Bladder wrack bottoms – the lush groves of the Baltic Sea

Bladder wrack communities are a familiar sight to anyone active along the coast. With its forest-like vegetation, which borders rocky shores, wracks, i.e. Fucus spp., are the largest and most prominent algae community in the Baltic Sea and have been the subject of much research.

Wracks occur at depths of 0.5 to 5 metres and form dense habitats if the water salinity exceeds 4 ‰. The accumulation of loose sediment on growing surfaces, as well as competition for space with rapidly growing filamentous algae, can prevent the propagation of Fucus species.

The potential growth depth of wracks is limited by the depth of light penetration and the abrasion effect of waves and ice in shallow water. It is assumed that due to climate change, the general warming of seawater, as well as the alleviation of ice winters will to contribute to the permanent establishment of wrack species on shallow bottoms. By contrast, there has been a decline in wrack communities in recent decades.

Habitat affects the size of wracks and their canopy

The thallus or frond of wrack kelp in good condition generally grows from 20 to 60 cm long. However, in sheltered conditions, the tallest canopies can even exceed one metre in length.

In open and/or low salinity habitats wracks form fewer branches and often remain low-growing in appearance.
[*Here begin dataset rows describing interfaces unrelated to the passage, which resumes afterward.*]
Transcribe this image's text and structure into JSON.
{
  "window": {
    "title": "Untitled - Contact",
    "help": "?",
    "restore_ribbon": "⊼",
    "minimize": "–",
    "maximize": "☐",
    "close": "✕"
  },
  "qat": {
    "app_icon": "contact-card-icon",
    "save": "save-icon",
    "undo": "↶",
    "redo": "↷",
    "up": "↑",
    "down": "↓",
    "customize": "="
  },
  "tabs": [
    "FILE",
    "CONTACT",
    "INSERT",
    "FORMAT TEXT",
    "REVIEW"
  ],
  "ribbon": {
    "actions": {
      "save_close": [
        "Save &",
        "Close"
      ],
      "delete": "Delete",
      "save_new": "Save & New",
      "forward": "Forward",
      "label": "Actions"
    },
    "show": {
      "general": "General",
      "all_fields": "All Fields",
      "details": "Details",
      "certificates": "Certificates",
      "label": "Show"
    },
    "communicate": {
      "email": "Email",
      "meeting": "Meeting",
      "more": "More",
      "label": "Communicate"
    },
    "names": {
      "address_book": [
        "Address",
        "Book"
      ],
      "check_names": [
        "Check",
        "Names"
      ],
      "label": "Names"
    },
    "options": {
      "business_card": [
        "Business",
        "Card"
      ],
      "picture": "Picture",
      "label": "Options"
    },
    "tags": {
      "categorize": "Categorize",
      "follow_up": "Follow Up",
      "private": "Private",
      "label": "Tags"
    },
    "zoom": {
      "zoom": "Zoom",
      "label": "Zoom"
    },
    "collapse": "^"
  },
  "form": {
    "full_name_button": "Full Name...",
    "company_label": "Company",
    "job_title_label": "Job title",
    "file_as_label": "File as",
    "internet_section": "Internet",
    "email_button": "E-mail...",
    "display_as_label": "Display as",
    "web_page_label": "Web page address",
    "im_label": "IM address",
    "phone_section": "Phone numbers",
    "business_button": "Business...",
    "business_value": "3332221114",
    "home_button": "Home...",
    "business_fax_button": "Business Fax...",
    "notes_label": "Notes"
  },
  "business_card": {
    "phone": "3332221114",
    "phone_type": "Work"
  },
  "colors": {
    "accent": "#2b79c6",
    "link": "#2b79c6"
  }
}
In the eastern Gulf of Finland, especially at the edge of the archipelago zones, wrack kelps often grow to only 10-15 cm in length and do not reproduce sexually.

In exposed locations, the wrack canopy often lacks the characteristic bladders or gas-filled blisters, which support the foliage in sheltered areas, keeping it vertical in the water.

The sizes of the so-called Fucus forests may vary from a few square metres to several hectares. The size of the vegetation is most influenced by the quality of the seabed, the available light, and the nutrient content of the seawater. The density of this seaweed's canopy also varies, with an average of 21 adult plants per square metre.

Bladder wrack is often an indicator of a good status of a habitat.

Wrack seaweed habitats are important to many other species

The wrack seaweeds form one of the key habitats of the hard bottom of the Baltic Sea, by maintaining and protecting a large number of associated species. Several other algae can be found living on or under wrack kelps, such as the green alga, known as mermaid’s hair, as well as brown filamentous algae like Ectocarpus siliculosus and Elachista fucicola. There are also several species of fish which shelter and feed in the wrack’s canopy, such as the viviparous blenny and the three-spined stickleback.

Algae and animal species of the wrack seaweed bottoms

  • Mermaid’s hair alga (Cladophora glomerata
  • Ectocarpus siliculosus
  • Elachista fucicola 
  • Amphipod crustaceans (Amphipoda) 
  • Herbivorous grazing crustaceans (Isopoda) 
  • Water snails (Gastropoda) 
  • Viviparous blenny (Zoarces viviparus
  • Three-spined stickleback (Gasterosteus aculeatus)